Extracted information START

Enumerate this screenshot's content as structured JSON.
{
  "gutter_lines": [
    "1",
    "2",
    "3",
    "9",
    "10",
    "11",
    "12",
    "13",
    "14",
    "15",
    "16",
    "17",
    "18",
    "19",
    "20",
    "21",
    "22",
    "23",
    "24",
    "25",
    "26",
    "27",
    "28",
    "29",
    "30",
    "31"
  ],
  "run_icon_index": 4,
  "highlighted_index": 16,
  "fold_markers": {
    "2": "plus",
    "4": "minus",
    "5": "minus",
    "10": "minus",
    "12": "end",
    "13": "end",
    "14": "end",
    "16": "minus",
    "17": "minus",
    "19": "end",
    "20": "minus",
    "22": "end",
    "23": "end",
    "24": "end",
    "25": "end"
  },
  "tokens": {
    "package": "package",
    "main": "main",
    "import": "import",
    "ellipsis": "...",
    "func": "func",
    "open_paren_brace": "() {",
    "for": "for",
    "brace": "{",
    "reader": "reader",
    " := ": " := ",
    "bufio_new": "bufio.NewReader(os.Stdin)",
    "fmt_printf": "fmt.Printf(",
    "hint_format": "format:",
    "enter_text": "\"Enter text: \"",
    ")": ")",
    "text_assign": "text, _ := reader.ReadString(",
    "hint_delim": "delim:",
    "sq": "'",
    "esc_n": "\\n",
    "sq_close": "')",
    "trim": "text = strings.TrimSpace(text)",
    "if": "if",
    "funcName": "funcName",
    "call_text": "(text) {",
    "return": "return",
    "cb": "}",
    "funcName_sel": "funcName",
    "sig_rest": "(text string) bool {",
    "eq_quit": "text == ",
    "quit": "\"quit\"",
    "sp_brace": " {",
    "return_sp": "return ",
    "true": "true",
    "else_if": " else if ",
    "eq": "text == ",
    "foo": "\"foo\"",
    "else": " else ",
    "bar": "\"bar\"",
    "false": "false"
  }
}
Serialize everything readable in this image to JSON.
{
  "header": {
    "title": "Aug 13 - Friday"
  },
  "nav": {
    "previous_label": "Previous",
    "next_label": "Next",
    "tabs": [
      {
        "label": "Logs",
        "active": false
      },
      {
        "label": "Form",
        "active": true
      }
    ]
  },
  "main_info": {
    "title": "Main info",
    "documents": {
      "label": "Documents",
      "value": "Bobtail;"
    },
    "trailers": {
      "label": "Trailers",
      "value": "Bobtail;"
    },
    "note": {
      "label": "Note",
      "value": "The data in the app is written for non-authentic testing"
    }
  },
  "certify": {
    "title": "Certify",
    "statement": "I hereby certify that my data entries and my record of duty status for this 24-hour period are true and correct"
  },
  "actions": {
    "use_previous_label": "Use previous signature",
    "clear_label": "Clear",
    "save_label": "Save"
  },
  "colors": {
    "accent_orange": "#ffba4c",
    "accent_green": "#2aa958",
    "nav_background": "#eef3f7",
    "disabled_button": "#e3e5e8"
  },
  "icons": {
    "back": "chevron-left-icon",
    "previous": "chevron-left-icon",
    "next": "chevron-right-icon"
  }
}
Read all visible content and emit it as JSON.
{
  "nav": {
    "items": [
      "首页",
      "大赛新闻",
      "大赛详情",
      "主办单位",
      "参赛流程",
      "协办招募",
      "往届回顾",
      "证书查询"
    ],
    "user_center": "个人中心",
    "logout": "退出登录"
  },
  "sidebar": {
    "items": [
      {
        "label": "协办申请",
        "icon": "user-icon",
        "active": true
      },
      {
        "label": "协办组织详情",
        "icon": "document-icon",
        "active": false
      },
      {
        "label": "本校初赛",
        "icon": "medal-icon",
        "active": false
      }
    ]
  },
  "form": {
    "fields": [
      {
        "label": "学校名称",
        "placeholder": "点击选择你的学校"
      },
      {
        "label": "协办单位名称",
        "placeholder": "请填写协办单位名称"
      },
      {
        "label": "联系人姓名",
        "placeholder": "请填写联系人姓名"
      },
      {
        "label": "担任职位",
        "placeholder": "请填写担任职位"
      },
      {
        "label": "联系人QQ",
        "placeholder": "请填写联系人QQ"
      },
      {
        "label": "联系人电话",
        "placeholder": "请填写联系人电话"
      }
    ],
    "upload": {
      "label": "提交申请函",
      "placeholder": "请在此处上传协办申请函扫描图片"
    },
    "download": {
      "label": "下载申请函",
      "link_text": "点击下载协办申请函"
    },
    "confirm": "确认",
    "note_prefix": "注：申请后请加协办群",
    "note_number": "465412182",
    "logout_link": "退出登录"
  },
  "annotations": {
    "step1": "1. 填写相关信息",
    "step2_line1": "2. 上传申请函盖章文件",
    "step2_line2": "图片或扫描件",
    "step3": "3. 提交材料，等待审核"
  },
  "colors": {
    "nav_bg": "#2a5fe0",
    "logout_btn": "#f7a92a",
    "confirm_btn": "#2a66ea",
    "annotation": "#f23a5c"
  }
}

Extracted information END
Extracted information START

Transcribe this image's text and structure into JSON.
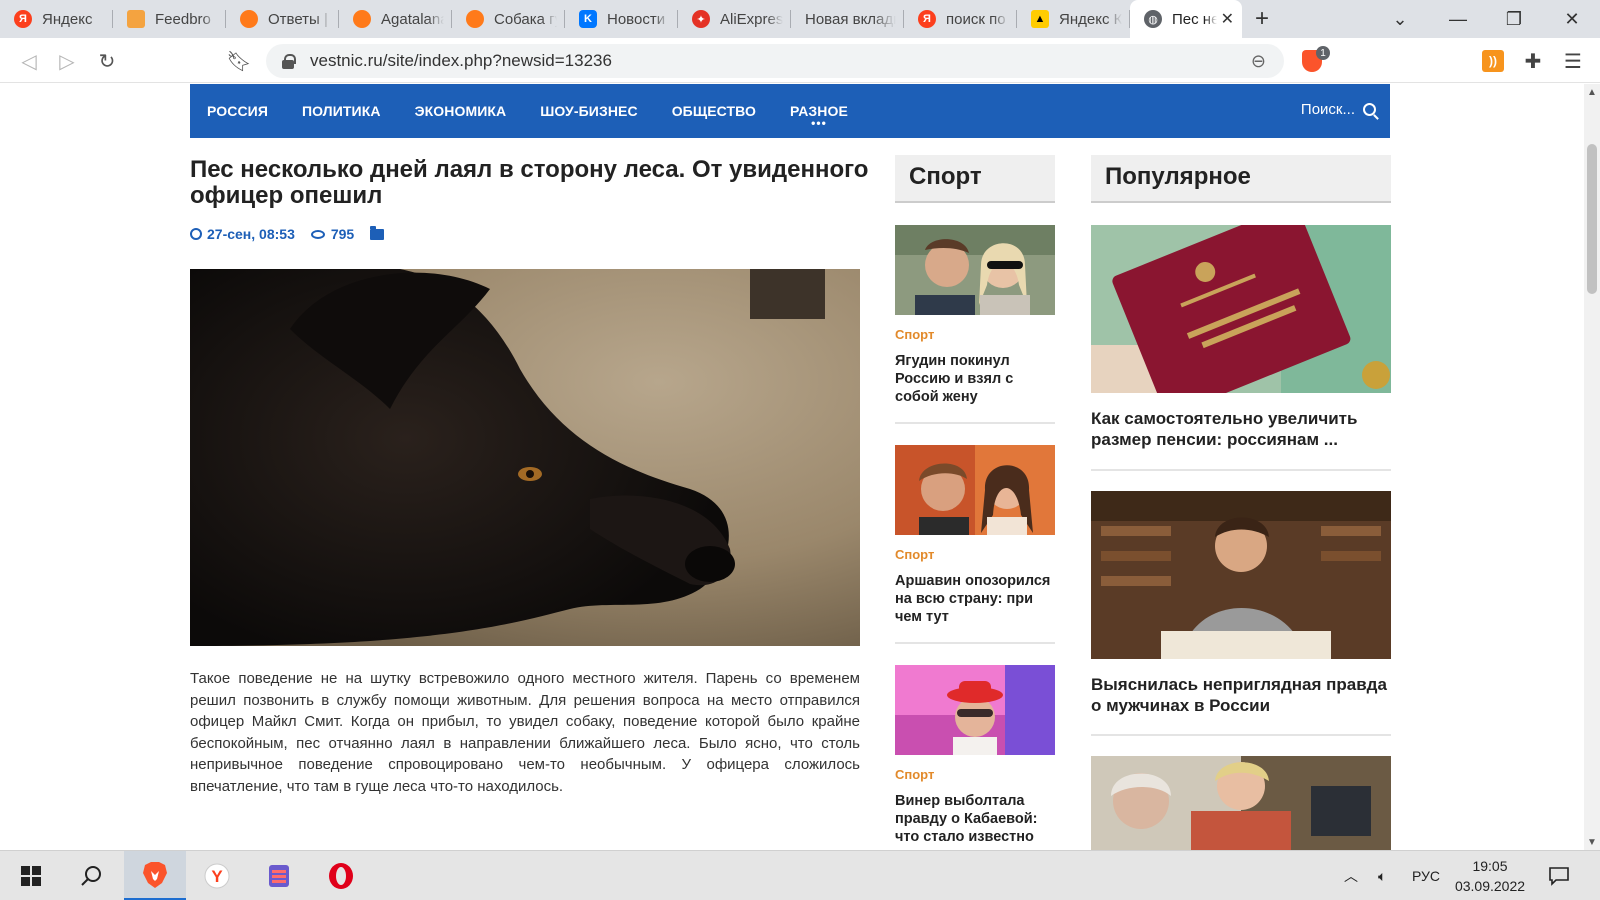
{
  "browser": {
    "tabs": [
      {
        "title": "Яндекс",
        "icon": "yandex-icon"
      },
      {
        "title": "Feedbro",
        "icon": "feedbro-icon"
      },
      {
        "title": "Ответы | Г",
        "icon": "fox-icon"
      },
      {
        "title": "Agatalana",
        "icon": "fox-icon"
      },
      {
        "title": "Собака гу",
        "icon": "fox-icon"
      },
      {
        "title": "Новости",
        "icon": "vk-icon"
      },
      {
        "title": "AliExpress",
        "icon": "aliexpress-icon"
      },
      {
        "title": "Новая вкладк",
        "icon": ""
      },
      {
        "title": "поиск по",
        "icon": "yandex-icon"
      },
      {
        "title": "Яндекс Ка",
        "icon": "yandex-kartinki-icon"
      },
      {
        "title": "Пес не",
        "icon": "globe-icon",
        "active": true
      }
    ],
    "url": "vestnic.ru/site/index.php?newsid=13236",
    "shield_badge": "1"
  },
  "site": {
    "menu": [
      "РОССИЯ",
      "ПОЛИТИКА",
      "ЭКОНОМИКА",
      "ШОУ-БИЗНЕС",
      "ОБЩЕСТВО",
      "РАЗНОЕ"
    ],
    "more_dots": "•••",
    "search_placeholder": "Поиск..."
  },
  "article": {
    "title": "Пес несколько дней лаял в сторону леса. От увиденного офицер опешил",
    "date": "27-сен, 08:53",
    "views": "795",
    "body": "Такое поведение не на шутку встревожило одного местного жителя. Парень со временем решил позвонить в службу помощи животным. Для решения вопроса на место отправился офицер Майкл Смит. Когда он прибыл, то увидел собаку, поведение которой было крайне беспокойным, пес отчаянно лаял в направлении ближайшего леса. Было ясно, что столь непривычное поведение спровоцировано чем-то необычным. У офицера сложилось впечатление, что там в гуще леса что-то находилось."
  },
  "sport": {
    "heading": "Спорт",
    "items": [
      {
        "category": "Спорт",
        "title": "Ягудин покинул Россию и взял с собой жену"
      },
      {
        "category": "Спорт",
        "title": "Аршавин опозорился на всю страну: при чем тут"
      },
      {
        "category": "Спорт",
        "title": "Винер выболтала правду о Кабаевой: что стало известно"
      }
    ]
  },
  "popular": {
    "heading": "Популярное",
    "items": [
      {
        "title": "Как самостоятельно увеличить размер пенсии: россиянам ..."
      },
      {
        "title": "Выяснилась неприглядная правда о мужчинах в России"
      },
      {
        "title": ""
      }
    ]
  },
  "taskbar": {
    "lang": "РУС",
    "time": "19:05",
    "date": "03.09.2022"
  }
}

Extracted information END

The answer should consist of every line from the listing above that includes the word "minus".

Written response
    "4": "minus",
    "5": "minus",
    "10": "minus",
    "16": "minus",
    "17": "minus",
    "20": "minus",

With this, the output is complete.